Your instructions - Copy out every line of the data that follows, exactly.

Entries shown -
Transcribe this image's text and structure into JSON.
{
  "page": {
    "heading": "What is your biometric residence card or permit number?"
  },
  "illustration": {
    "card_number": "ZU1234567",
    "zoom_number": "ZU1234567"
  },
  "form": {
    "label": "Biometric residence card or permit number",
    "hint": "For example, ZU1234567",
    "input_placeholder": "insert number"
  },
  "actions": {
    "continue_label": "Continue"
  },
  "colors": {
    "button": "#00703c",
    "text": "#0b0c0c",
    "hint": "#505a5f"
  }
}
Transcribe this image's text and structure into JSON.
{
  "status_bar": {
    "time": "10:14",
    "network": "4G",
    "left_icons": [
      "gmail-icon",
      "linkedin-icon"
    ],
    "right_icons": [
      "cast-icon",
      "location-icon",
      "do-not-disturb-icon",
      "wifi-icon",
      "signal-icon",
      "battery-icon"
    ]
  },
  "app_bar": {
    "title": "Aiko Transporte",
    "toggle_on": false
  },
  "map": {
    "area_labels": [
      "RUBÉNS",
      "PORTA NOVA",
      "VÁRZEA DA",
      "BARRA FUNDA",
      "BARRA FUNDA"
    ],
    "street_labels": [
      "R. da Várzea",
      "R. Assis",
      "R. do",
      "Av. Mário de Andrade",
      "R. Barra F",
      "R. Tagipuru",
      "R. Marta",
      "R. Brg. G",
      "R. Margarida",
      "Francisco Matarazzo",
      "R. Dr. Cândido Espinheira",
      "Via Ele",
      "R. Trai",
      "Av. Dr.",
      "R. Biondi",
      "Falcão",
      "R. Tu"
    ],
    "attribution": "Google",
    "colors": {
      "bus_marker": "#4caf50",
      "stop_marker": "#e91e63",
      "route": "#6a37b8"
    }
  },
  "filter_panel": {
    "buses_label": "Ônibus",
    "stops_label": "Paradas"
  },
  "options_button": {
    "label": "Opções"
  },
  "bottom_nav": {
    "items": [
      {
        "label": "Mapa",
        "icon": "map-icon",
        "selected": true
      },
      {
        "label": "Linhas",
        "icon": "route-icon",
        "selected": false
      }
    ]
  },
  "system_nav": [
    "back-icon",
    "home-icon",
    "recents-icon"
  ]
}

Result of the exercise -
Transcribe this image's text and structure into JSON.
{
  "page": {
    "heading": "What is your biometric residence card or permit number?"
  },
  "illustration": {
    "card_number": "ZU1234567",
    "zoom_number": "ZU1234567"
  },
  "form": {
    "label": "Biometric residence card or permit number",
    "hint": "For example, ZU1234567",
    "input_placeholder": "insert number"
  },
  "actions": {
    "continue_label": "Continue"
  },
  "colors": {
    "button": "#00703c",
    "text": "#0b0c0c",
    "hint": "#505a5f"
  }
}
Transcribe this image's text and structure into JSON.
{
  "status_bar": {
    "time": "10:14",
    "network": "4G",
    "left_icons": [
      "gmail-icon",
      "linkedin-icon"
    ],
    "right_icons": [
      "cast-icon",
      "location-icon",
      "do-not-disturb-icon",
      "wifi-icon",
      "signal-icon",
      "battery-icon"
    ]
  },
  "app_bar": {
    "title": "Aiko Transporte",
    "toggle_on": false
  },
  "map": {
    "area_labels": [
      "RUBÉNS",
      "PORTA NOVA",
      "VÁRZEA DA",
      "BARRA FUNDA",
      "BARRA FUNDA"
    ],
    "street_labels": [
      "R. da Várzea",
      "R. Assis",
      "R. do",
      "Av. Mário de Andrade",
      "R. Barra F",
      "R. Tagipuru",
      "R. Marta",
      "R. Brg. G",
      "R. Margarida",
      "Francisco Matarazzo",
      "R. Dr. Cândido Espinheira",
      "Via Ele",
      "R. Trai",
      "Av. Dr.",
      "R. Biondi",
      "Falcão",
      "R. Tu"
    ],
    "attribution": "Google",
    "colors": {
      "bus_marker": "#4caf50",
      "stop_marker": "#e91e63",
      "route": "#6a37b8"
    }
  },
  "filter_panel": {
    "buses_label": "Ônibus",
    "stops_label": "Paradas"
  },
  "options_button": {
    "label": "Opções"
  },
  "bottom_nav": {
    "items": [
      {
        "label": "Mapa",
        "icon": "map-icon",
        "selected": true
      },
      {
        "label": "Linhas",
        "icon": "route-icon",
        "selected": false
      }
    ]
  },
  "system_nav": [
    "back-icon",
    "home-icon",
    "recents-icon"
  ]
}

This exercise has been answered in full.